CFL Full Form: Compact Fluorescent Lamps / History, Advantages & Disadvantages
What is the full form of CFL?
The full form of CFL is Compact Fluorescent lamps. Commercially known as fluorescent tubes. They consist of glass tubes with two electrodes at their ends, inside which are small amounts of argon and mercury vapor; the inner surface is coated with fluorescent substances (phosphors) that transform ultraviolet radiation into red, so the light they emit is white.
History Of CFL
- The fluorescent phenomenon had been known for a long time, but the first fluorescent lamps were developed in France and Germany in the 1930s.
- In 1934 the fluorescent lamp was developed in the United States.
- Fluorescent lamps were introduced commercially in 1938, and their rapid acceptance marked a major development in the field of artificial lighting.
- It was not until 1944 that the first public lighting installations with fluorescent lamps were made.

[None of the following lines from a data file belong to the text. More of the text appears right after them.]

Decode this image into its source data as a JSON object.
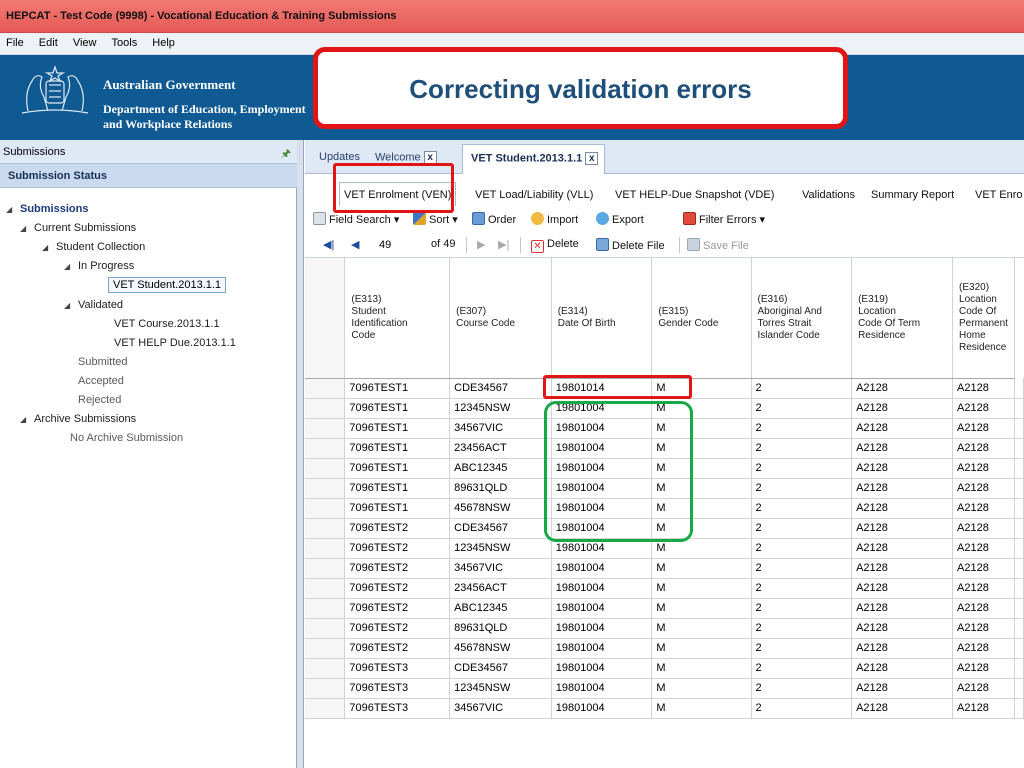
{
  "window": {
    "title": "HEPCAT - Test Code (9998) - Vocational Education & Training Submissions"
  },
  "menu": [
    "File",
    "Edit",
    "View",
    "Tools",
    "Help"
  ],
  "banner": {
    "gov": "Australian Government",
    "dept_line1": "Department of Education, Employment",
    "dept_line2": "and Workplace Relations"
  },
  "callout": {
    "text": "Correcting validation errors"
  },
  "sidebar": {
    "header": "Submissions",
    "status_title": "Submission Status",
    "tree": {
      "submissions": "Submissions",
      "current": "Current Submissions",
      "student_collection": "Student Collection",
      "in_progress": "In Progress",
      "vet_student": "VET Student.2013.1.1",
      "validated": "Validated",
      "vet_course": "VET Course.2013.1.1",
      "vet_help": "VET HELP Due.2013.1.1",
      "submitted": "Submitted",
      "accepted": "Accepted",
      "rejected": "Rejected",
      "archive": "Archive Submissions",
      "no_archive": "No Archive Submission"
    }
  },
  "doc_tabs": {
    "updates": "Updates",
    "welcome": "Welcome",
    "vet_student": "VET Student.2013.1.1"
  },
  "sub_tabs": [
    "VET Enrolment (VEN)",
    "VET Load/Liability (VLL)",
    "VET HELP-Due Snapshot (VDE)",
    "Validations",
    "Summary Report",
    "VET Enro"
  ],
  "toolbar": {
    "field_search": "Field Search",
    "sort": "Sort",
    "order": "Order",
    "import": "Import",
    "export": "Export",
    "filter_errors": "Filter Errors",
    "page_value": "49",
    "page_of": "of 49",
    "delete": "Delete",
    "delete_file": "Delete File",
    "save_file": "Save File"
  },
  "table": {
    "headers": [
      "(E313)\nStudent\nIdentification\nCode",
      "(E307)\nCourse Code",
      "(E314)\nDate Of Birth",
      "(E315)\nGender Code",
      "(E316)\nAboriginal And\nTorres Strait\nIslander Code",
      "(E319)\nLocation\nCode Of Term\nResidence",
      "(E320)\nLocation\nCode Of\nPermanent\nHome\nResidence"
    ],
    "rows": [
      [
        "7096TEST1",
        "CDE34567",
        "19801014",
        "M",
        "2",
        "A2128",
        "A2128"
      ],
      [
        "7096TEST1",
        "12345NSW",
        "19801004",
        "M",
        "2",
        "A2128",
        "A2128"
      ],
      [
        "7096TEST1",
        "34567VIC",
        "19801004",
        "M",
        "2",
        "A2128",
        "A2128"
      ],
      [
        "7096TEST1",
        "23456ACT",
        "19801004",
        "M",
        "2",
        "A2128",
        "A2128"
      ],
      [
        "7096TEST1",
        "ABC12345",
        "19801004",
        "M",
        "2",
        "A2128",
        "A2128"
      ],
      [
        "7096TEST1",
        "89631QLD",
        "19801004",
        "M",
        "2",
        "A2128",
        "A2128"
      ],
      [
        "7096TEST1",
        "45678NSW",
        "19801004",
        "M",
        "2",
        "A2128",
        "A2128"
      ],
      [
        "7096TEST2",
        "CDE34567",
        "19801004",
        "M",
        "2",
        "A2128",
        "A2128"
      ],
      [
        "7096TEST2",
        "12345NSW",
        "19801004",
        "M",
        "2",
        "A2128",
        "A2128"
      ],
      [
        "7096TEST2",
        "34567VIC",
        "19801004",
        "M",
        "2",
        "A2128",
        "A2128"
      ],
      [
        "7096TEST2",
        "23456ACT",
        "19801004",
        "M",
        "2",
        "A2128",
        "A2128"
      ],
      [
        "7096TEST2",
        "ABC12345",
        "19801004",
        "M",
        "2",
        "A2128",
        "A2128"
      ],
      [
        "7096TEST2",
        "89631QLD",
        "19801004",
        "M",
        "2",
        "A2128",
        "A2128"
      ],
      [
        "7096TEST2",
        "45678NSW",
        "19801004",
        "M",
        "2",
        "A2128",
        "A2128"
      ],
      [
        "7096TEST3",
        "CDE34567",
        "19801004",
        "M",
        "2",
        "A2128",
        "A2128"
      ],
      [
        "7096TEST3",
        "12345NSW",
        "19801004",
        "M",
        "2",
        "A2128",
        "A2128"
      ],
      [
        "7096TEST3",
        "34567VIC",
        "19801004",
        "M",
        "2",
        "A2128",
        "A2128"
      ]
    ]
  },
  "colors": {
    "title_bar": "#e65a55",
    "banner": "#0f5a92",
    "callout_border": "#e01515",
    "callout_text": "#1e4f7a",
    "highlight_red": "#e01515",
    "highlight_green": "#17a847"
  }
}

- Fluorescent lamp developments included high-frequency ballasts that eliminate flickering light and the compact fluorescent lamp that has gained acceptance in domestic environments.
A fluorescent lamp is a glass cylinder inside which is housed in a series of materials that together produce light. Each component is essential for the light to be produced and for the light to have a certain color.
- A glass cylinder: Match. The phosphor coats the inside of the glass cylinder as a whitish film. Care must be taken if the fluorescent is broken as this coating takes the form of a whitish powder, as if it were talc, and is toxic. For this reason, fluorescent lamps should not be thrown away if they are not recycled properly.
- Mercury vapor: Inert gases such as Neon and Argon.
- Electric components: Fluorescent lamps are normally ready to mount, with all their devices already interconnected and fixed on a base and the electrical connection should only be made using the following materials.
- Primer: The primer generates the electrical impulse necessary to turn on the fluorescent, after that impulse and if it has achieved the objective of activating the process, it stops working. Therefore its mission is short in time, but vital. Without a primer, there is no possibility of fluorescent lighting.
- Reactance: The reactance is to control that the fluorescent is not destroyed. The hotter gases are, the less electrical resistance they oppose, which is why they absorb more intensity. In this way, if they are connected directly, they will end up destroying themselves. The function of the ballast is not to allow more intensity than that tolerated by the lamp.
- Condenser: In some installations, you will find capacitors. The function of the capacitor is to compensate for the use of reactors that use a type of power called reactive. Reactive power forces power companies to make larger investments in materials and is often penalized. Using capacitors this reactive power is reduced, with which consumption is not penalized. You don’t necessarily have to have capacitors in fluorescent tubes.
Advantages and disadvantages of fluorescent lights
- The primary advantage is savings. Fluorescent lamps need less power to illuminate the same space.
- They do not waste energy in heat, they are cold to the touch.
- They last vastly longer than traditional incandescent lamps (bulbs).
- They have different shades depending on the purpose for which they are intended.
- The most important are:
- The current consumption can be up to three times less than that of an incandescent lamp.
- Better color response. It is easy to see that the colors are more faithful to the true one.
- The light emission is 4 to 6 times greater than that of an incandescent lamp of the same power.
- It provides a more uniform and less dazzling light because the illumination area is greater. Reduced heating.
- The average life span is 7500 hours under normal conditions.
- The flicker: The emission of light is not continuous and with time a flicker can be observed that can cause a headache. This is due in addition to the wear of the material itself to the nature of the alternating electric current.
- Turning these lamps on and off too many times reduces their useful life considerably, which is why they are not suitable for spaces where lights must be switched on and off continuously.
- They have a certain delay from when they turn on until they deliver all the light power.